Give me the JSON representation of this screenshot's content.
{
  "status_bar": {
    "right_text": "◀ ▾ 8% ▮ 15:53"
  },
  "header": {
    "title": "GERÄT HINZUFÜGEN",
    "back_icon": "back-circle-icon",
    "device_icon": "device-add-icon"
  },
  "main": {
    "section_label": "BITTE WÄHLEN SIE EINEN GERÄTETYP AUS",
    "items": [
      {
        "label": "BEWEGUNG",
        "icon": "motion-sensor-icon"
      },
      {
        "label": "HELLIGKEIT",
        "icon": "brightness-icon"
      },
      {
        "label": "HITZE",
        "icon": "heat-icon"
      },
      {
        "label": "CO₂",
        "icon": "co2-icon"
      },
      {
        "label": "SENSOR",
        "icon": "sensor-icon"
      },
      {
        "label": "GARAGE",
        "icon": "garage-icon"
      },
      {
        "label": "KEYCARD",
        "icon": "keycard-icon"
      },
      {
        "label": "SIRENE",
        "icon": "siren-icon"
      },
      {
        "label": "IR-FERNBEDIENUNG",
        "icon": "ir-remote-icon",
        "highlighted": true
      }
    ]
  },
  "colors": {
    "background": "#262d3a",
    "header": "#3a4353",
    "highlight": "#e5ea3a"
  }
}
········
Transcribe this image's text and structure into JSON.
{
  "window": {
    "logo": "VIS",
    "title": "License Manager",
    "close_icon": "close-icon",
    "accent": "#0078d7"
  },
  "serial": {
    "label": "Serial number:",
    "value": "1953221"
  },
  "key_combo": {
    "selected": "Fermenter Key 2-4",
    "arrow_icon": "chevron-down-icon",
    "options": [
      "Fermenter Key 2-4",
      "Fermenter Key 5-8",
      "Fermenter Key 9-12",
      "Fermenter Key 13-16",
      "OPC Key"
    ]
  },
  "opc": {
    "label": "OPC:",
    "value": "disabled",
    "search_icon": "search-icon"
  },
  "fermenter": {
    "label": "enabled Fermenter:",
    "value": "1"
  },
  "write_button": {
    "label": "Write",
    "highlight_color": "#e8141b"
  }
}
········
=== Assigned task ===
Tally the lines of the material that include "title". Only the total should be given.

=== Answer to this exercise ===
2